╔══

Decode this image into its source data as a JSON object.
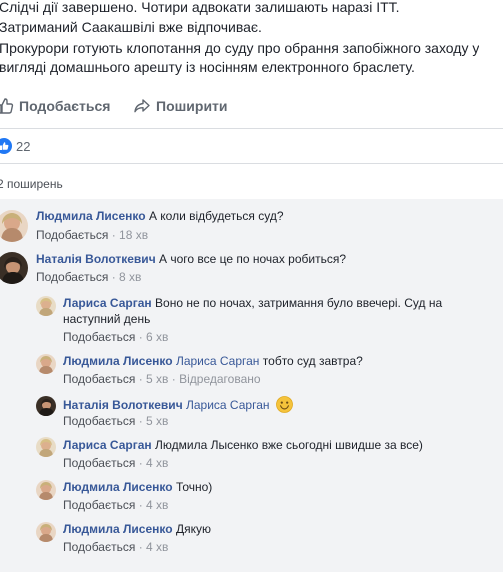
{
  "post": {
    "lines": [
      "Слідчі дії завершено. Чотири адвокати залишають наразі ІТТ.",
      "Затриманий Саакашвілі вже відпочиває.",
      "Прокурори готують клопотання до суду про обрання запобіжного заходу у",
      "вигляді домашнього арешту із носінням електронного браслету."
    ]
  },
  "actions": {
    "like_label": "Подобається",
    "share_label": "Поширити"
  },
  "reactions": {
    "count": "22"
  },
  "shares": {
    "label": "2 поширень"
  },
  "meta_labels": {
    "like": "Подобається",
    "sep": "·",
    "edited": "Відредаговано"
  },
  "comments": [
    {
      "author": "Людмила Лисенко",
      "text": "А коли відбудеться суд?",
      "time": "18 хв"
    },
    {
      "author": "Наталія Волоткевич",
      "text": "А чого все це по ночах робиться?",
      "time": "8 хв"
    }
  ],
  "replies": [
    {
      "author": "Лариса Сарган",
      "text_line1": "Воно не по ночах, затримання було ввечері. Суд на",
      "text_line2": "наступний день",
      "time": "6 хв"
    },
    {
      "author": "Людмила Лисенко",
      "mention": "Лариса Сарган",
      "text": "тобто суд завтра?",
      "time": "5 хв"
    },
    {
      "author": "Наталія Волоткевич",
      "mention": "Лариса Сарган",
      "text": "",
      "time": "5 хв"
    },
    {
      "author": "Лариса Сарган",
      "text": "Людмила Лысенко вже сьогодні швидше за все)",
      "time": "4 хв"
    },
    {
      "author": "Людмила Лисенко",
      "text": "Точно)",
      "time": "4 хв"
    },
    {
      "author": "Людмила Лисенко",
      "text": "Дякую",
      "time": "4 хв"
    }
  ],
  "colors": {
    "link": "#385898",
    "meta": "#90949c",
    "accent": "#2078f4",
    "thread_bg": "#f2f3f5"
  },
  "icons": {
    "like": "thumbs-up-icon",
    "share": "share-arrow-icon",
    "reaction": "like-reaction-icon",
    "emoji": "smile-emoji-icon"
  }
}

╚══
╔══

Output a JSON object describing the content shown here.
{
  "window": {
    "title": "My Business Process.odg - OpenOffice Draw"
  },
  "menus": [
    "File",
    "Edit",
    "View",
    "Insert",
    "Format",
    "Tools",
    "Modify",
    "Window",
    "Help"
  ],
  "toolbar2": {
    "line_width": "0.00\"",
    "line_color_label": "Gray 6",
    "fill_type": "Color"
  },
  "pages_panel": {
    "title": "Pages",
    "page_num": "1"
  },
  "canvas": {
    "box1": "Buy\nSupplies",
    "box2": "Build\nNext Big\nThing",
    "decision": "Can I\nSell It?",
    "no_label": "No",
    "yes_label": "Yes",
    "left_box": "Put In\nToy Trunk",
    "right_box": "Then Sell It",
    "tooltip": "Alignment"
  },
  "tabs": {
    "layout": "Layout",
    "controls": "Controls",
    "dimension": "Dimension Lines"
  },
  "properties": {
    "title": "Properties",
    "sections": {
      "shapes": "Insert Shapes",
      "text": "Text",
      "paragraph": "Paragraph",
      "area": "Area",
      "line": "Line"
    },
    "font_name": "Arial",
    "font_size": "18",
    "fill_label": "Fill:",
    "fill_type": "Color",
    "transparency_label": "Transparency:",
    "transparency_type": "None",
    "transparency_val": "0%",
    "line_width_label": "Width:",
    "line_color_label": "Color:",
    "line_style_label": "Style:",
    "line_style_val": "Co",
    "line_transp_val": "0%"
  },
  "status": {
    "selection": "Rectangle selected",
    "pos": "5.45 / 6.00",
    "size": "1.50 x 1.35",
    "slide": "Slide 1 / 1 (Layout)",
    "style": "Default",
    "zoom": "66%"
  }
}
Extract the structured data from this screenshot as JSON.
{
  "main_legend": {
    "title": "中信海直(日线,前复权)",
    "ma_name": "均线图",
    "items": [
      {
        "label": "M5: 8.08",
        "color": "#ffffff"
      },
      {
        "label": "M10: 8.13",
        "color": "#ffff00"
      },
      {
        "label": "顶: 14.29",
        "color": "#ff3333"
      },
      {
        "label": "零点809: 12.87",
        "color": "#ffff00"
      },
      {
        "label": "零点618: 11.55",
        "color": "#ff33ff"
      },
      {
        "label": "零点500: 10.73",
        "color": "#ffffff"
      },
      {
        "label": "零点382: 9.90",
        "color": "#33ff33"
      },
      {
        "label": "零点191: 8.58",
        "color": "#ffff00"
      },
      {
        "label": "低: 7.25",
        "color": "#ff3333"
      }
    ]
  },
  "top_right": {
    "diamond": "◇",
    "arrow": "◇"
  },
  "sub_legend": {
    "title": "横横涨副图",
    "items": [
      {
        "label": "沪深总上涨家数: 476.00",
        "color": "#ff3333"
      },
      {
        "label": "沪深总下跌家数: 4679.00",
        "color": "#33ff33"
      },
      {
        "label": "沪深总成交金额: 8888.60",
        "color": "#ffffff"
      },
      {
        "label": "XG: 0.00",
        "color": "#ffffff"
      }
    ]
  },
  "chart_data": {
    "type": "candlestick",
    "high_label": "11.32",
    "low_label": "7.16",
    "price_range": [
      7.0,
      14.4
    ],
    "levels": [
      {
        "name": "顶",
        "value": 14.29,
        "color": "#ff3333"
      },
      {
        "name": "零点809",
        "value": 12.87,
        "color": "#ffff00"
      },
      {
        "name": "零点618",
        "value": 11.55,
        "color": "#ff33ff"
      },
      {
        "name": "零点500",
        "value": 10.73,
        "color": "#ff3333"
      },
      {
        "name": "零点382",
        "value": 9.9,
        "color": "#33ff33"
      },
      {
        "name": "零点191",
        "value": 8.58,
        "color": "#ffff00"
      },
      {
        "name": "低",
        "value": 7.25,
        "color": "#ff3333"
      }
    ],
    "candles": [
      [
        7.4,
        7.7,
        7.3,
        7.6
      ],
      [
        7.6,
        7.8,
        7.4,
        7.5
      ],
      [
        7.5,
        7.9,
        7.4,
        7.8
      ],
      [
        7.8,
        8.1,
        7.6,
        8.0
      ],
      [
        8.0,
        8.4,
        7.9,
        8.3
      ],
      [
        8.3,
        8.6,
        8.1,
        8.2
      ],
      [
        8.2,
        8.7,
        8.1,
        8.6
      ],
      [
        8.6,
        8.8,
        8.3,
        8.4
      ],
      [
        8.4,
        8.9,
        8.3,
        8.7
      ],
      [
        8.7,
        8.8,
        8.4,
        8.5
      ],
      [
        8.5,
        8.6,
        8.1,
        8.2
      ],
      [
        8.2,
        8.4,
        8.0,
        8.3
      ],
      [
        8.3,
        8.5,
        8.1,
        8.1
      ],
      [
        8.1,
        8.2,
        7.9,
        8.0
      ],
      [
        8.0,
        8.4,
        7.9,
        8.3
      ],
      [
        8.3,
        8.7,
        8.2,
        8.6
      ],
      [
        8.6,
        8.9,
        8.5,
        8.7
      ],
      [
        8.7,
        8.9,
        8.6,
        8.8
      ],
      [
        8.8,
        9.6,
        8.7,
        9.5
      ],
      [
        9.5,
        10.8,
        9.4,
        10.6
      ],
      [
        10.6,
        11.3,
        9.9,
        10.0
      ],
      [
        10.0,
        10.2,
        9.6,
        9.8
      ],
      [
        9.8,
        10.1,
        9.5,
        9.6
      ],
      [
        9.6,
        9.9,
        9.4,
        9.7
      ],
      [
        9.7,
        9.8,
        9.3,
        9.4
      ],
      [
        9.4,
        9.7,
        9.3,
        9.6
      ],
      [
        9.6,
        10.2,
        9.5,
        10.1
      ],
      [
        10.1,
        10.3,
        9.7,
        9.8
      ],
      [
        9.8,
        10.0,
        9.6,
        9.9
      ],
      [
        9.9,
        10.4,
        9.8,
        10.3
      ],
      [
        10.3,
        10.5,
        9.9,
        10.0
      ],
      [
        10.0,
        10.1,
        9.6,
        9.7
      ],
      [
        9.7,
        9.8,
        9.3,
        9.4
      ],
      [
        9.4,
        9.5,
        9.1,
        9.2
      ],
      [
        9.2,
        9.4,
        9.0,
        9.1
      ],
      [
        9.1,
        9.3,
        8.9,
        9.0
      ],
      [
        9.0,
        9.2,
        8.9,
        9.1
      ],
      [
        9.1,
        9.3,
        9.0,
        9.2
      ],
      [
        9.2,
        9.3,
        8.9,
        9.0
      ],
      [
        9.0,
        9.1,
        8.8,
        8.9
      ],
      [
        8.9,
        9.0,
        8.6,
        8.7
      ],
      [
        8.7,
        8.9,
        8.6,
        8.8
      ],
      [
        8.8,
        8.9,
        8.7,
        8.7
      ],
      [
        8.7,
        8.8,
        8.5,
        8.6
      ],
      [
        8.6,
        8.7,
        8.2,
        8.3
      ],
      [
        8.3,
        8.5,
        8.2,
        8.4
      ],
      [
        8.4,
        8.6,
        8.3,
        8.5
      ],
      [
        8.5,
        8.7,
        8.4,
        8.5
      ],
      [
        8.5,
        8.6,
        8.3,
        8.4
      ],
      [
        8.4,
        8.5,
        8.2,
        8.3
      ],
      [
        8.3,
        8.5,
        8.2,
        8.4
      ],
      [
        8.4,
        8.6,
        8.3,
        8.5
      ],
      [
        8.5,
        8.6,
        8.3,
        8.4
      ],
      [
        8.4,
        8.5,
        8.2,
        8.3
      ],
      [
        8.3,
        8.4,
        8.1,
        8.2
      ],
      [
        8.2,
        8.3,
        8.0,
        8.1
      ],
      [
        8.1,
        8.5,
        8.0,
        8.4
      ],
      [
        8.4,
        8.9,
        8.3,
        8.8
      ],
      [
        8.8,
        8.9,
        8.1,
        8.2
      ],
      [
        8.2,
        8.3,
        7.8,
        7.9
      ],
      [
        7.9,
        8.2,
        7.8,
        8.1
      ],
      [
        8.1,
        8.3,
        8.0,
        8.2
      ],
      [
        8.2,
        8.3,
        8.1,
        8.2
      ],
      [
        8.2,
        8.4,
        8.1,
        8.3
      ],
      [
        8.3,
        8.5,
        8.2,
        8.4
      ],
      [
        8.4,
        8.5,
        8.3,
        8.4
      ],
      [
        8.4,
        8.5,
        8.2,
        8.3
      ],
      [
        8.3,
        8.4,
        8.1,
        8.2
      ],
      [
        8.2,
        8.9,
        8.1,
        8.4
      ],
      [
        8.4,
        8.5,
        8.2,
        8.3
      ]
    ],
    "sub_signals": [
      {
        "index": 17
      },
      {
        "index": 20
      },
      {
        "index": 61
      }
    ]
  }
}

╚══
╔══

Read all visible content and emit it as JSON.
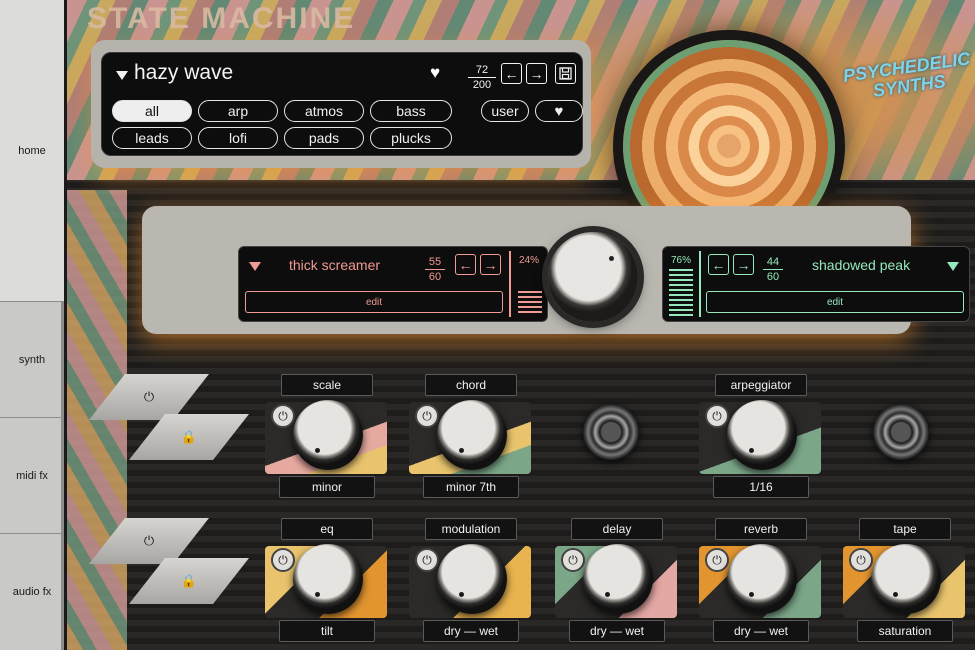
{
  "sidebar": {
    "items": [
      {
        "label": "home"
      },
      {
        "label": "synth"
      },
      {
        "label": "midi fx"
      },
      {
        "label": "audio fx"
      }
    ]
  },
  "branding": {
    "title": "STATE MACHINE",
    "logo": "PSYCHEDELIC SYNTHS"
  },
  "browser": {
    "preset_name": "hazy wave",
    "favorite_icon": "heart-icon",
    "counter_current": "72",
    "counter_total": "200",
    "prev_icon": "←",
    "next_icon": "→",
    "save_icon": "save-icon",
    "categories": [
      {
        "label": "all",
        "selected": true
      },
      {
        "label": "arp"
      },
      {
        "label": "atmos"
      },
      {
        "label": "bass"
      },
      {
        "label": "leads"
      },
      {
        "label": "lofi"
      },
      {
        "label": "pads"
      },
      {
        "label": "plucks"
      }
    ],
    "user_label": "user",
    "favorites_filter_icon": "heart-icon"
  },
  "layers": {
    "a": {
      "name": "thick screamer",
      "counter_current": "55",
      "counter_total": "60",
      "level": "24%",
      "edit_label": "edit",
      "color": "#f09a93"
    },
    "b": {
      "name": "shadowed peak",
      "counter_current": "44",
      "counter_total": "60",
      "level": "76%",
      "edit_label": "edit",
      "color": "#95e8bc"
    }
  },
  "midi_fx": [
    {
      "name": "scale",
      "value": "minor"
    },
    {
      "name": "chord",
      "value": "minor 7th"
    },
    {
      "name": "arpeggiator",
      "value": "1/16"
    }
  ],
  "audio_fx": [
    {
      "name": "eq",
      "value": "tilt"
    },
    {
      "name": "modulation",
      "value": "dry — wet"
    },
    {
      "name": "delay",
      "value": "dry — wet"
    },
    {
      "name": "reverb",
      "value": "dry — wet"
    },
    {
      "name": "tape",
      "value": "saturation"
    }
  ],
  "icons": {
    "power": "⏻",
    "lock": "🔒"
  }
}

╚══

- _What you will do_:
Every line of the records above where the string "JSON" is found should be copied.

- _Output of the task_:
Decode this image into its source data as a JSON object.
Output a JSON object describing the content shown here.
Extract the structured data from this screenshot as JSON.
Read all visible content and emit it as JSON.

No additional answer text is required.